Tired of playing the water-saving game – shorter showers, browner grass, dirtier cars? Me, too. So let’s join those playing the “wasted-water” game. Instead of bragging about how much we’ve saved, we can shout about how much is going to waste.
The state of California soon will tell us what we’re worth. Don’t be surprised if the answer is “not as much as south Valley farmers,” or “not as much as San Francisco fishermen,” or simply “not much.”
Very little could make your heart ache more than seeing Alexandria Griffin-Heady’s face. Torn in grief, a reflection of a tortured mind, her miserable world made almost unbearable by the loss of her young brother. A loss for which she feels responsible.
It’s hard enough to relate to teenagers when you’ve been paying taxes for longer than they’ve been alive. If your thumbs can’t tap out a message faster than you say the same thing over the phone, then that 40-year gap can seem an unbridgeable chasm.
It’s not just that we’re in a drought that requires us to have a serious conversation about water. As bad as this dry spell is, droughts come and go; they’re common to California, constant, like allergies or 100-degree days.
That a Girl Scout troop as large as 12 girls remained together all the way through high school graduation is rare.

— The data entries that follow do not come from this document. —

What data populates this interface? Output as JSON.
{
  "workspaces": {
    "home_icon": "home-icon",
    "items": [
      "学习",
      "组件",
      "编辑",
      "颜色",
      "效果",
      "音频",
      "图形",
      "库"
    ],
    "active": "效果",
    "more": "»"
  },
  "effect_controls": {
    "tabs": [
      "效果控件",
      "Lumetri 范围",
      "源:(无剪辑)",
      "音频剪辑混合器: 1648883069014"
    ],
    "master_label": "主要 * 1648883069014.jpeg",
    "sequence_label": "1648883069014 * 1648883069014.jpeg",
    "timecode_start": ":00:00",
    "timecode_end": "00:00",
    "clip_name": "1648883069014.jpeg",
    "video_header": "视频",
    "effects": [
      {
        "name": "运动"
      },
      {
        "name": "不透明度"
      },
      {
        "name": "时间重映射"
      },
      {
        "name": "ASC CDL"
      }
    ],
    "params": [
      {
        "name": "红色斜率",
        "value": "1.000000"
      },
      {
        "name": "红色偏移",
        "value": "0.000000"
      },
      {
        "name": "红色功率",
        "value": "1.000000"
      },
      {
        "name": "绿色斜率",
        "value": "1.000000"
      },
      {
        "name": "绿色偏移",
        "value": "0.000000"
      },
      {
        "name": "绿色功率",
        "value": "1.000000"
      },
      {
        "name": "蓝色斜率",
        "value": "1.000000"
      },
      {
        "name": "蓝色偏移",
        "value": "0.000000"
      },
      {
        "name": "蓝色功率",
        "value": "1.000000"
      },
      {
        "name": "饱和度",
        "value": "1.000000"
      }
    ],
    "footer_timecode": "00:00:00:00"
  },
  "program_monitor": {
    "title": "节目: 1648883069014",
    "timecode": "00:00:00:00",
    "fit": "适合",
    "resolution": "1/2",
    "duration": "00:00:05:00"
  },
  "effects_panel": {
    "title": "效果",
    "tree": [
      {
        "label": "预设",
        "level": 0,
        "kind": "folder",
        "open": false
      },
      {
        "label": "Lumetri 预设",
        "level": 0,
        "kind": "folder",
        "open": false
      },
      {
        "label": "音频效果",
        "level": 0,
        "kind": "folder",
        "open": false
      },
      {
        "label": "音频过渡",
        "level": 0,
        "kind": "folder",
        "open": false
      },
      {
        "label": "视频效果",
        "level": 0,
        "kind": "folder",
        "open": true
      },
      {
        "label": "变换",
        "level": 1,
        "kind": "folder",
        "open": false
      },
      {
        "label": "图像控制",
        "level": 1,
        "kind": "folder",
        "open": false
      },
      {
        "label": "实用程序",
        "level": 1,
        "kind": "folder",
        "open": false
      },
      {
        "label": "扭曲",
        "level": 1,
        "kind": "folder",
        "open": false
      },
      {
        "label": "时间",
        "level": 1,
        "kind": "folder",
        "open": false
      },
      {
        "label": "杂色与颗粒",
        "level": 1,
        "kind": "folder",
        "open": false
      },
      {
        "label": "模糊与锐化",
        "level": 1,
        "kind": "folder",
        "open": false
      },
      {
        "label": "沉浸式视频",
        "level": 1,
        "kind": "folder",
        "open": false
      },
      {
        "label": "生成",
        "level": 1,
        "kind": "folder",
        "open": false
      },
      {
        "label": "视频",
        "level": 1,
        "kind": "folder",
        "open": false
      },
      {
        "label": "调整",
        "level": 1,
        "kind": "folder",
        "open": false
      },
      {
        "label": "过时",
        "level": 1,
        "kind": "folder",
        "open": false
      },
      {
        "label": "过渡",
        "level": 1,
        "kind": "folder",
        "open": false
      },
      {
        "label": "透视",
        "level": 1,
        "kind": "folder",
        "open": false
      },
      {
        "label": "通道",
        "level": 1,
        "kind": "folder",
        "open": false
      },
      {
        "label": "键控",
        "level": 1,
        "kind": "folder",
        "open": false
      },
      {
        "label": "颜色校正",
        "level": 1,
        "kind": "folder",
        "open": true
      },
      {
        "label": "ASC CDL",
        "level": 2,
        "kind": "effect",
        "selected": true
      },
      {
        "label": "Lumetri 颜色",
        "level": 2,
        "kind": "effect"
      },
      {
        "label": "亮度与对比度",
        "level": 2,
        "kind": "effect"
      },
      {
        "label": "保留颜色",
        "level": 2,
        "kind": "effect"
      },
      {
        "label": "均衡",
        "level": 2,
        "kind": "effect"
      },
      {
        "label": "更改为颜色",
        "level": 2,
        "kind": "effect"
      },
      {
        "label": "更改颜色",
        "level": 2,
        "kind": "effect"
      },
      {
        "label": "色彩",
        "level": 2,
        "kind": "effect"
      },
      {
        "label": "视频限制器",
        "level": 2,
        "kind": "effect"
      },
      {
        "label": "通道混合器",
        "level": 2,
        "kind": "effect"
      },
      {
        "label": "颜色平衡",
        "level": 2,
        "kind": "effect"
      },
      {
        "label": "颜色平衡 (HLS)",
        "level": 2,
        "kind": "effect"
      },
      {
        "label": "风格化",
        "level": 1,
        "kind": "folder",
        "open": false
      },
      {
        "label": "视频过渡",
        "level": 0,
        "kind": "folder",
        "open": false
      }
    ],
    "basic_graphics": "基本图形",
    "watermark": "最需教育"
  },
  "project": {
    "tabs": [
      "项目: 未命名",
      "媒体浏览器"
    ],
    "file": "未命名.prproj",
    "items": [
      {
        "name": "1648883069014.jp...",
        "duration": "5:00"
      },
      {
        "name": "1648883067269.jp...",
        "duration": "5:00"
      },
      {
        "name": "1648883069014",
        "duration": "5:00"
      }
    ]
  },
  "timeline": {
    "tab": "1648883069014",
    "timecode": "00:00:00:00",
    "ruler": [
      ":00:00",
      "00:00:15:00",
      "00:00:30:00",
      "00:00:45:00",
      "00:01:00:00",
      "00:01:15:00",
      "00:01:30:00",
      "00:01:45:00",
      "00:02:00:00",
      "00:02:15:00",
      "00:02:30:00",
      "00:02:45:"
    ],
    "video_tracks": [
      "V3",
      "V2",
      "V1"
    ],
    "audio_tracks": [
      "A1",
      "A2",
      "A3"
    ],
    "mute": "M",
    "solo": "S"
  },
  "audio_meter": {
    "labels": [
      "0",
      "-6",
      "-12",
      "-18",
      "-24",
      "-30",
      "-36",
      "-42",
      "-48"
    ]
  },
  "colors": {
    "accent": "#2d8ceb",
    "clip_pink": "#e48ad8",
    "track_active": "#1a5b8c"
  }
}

But the bigger story of Modesto Troop 3380 is that of strength and love as its longtime leader lost her battle with cancer and asked a friend and fellow Girl Scout leader to "inherit" her troop.
Micaela MeyerTeens in the Newsroom
Modesto Girl Scout troop members talk about group's longevity
Police rescue robbery suspect from burning car in Texas